Okay, I could put on the knee-high rubber boots I recently purchased at the children's resale shop. I could jam my body, already layered with thermal underwear and three sweaters, into my winter coat. I could pull on two more pairs of socks, pull up the hood, wrap a scarf twice around my turtle neck, force fingers into two pairs of gloves, and waddle out into this silent, alien world. I could, but I won't.

Growing up in New York, I'd enjoyed winter: throwing snowballs, building igloos and forts, sledding. But the last time I willingly wandered out into a winter wonderland was in college.
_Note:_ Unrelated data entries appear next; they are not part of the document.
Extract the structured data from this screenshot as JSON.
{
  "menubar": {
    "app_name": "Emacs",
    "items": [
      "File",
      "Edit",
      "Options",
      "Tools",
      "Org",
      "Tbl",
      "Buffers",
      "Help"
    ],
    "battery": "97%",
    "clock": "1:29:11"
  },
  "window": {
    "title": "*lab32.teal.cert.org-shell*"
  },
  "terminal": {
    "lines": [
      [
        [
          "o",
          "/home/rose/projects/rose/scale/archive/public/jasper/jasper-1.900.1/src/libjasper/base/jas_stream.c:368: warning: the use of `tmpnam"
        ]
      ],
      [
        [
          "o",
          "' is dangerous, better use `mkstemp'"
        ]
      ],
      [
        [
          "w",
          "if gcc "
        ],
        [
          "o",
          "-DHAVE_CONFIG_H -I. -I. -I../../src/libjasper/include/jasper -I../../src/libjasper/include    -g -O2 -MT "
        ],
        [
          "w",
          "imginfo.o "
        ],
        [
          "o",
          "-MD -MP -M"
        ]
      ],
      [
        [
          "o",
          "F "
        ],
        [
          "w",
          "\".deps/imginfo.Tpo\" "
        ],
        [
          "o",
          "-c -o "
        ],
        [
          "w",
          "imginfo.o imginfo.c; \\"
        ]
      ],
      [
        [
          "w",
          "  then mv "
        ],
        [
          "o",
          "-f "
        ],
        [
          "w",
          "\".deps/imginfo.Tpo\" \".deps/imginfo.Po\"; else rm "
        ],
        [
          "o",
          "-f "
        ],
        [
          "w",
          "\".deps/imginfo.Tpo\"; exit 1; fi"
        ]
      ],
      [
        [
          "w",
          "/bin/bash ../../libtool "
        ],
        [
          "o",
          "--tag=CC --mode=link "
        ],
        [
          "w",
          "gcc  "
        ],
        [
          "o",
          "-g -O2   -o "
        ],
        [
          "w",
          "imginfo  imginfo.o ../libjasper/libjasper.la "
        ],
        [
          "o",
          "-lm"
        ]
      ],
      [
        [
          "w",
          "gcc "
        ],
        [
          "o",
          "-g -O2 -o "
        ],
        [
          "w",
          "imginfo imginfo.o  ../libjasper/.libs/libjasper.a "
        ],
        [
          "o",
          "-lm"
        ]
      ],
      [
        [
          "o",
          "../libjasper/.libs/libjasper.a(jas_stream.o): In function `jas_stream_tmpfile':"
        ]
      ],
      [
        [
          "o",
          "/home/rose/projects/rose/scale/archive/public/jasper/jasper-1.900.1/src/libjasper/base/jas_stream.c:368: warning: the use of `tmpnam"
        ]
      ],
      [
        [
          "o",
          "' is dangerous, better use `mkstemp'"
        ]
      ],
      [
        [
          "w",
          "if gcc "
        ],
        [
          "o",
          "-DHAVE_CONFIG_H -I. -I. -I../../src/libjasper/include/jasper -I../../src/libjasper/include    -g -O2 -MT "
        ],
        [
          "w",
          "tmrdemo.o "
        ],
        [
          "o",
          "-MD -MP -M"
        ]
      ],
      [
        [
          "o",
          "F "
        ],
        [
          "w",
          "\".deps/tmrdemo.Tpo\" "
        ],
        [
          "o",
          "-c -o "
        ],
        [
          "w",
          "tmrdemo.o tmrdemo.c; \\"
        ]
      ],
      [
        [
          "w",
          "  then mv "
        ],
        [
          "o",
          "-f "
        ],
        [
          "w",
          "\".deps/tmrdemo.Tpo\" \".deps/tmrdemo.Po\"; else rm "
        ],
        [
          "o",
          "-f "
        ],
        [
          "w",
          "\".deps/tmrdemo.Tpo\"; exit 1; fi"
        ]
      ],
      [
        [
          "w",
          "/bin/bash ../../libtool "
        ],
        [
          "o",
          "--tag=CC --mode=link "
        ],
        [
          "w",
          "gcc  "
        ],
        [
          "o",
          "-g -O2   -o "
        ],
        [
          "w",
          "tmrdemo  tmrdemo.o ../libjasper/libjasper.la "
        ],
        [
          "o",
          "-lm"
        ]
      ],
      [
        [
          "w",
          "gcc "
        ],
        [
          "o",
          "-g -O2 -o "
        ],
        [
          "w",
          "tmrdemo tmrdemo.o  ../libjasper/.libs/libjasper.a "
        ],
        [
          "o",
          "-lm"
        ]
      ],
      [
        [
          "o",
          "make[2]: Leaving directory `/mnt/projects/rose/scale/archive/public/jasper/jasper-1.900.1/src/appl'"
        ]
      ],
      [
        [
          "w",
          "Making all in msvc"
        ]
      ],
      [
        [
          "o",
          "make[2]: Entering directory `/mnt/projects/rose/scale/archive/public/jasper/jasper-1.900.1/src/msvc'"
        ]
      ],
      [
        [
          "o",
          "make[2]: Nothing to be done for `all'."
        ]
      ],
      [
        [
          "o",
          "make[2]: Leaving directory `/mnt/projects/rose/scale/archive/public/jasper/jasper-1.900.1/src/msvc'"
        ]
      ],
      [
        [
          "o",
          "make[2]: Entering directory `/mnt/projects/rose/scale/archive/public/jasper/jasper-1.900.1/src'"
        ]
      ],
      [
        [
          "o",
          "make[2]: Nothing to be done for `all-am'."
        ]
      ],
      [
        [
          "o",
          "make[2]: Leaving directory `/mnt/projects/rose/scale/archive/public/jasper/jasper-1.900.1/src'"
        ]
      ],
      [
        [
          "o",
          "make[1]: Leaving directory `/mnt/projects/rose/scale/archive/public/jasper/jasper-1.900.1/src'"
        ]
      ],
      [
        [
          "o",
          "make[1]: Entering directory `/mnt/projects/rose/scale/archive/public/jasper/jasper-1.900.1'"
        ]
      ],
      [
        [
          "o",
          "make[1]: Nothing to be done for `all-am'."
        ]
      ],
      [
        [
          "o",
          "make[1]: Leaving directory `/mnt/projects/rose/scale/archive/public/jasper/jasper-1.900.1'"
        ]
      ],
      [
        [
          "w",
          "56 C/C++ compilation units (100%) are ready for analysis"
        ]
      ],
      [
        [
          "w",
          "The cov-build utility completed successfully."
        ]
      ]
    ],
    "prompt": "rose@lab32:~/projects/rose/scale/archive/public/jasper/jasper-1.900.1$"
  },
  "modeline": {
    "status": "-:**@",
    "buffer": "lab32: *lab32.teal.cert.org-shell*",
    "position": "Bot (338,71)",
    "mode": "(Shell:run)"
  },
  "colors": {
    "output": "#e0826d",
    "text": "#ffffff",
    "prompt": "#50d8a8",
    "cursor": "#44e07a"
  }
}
My fellow students and I were returning from Boston when a huge storm hit and raged. We didn't see the "Road Closed" sign that we plowed into and we couldn't have turned around if we'd wanted to. We couldn't see the road ahead or the road behind. Couldn't see the road, period and two days later, the car was discovered about 20 feet from the roadway. We had abandoned the unheated VW bug after we ran into a pile of snow and couldn't extradite the vehicle, when we'd run out of clothes to wrap around us, when one of the boys kept falling asleep, and we couldn't slap him awake anymore.

A dim beam in the valley guided us to slide down the mountainside and knock on a stranger's door. As I thawed out, sitting on top of a blazing radiator in the farmer's living room in the middle of Nowhere, Snowbelt, New York, my hands, ashy and stiff, throbbed with pain.

I attempted sleeping that night on a cot in the dining room, but two sadistic tabbies used me as a trampoline -- jumping on my head and running the length of my body -- until long after the sun rose. I think it was then that I lost any fondness I might have felt towards felines and any desire to spend any time in any place where I might encounter ice and snow. And my hands have never recovered; they ache and numb at the first sensation of cold.

So, even A. can't tempt me to go outside to admire the whiteness much less to play. I will stay inside, reading books, sleeping, complaining bitterly about the bitter cold, waiting for the thaw.

Monday, February 1, 2010

Homebound (Richmond, VA)

I am trapped. Like a polar bear unwilling to go with the floe, I pace back and forth on my own little frozen patch of world.

It is eerily quiet and cleanly white all around my house, which is perched atop a hill overlooking downtown Richmond. Nice views in the early morning, when the sun turns the buildings a lovely shade of salmon-pink, and in the evening, when the lights twinkle whitely and brightly from not too afar. But if I could dig my car out of its cocoon of snow and if I could rock it back and forth from its parking spot, I would face the daunting task of driving down the slippery slope and avoiding the careening cars slip-sliding at the bottom. So, I guess you could say that I am, at least for now, stuck up.

The question I ask myself is, "For how long?"

The possibilities are all unpleasant: Until I end up cleaning out the fridge? Organizing my photographs? Filing all my papers? Watching daytime television?

It's 4:20 p.m. on the second day of my captivity and I've avoided doing anything even remotely useful. I've slept late (until after 9:00!) and eaten much too much and way too often. I've sat through 15 minutes of "Men Who Stare at Goats" before becoming too bored to even stare at the swooney Clooney. I've considered doing the laundry but just looking at the heaping baskets makes me weary.

I listen to the news about the devastation in Haiti, the continuing violence in Afghanistan and Iraq -- all the bad news in the world that makes my whiny malaise even more pathetic; I am privileged enough to be able to complain about minor discomforts.

I am still cold.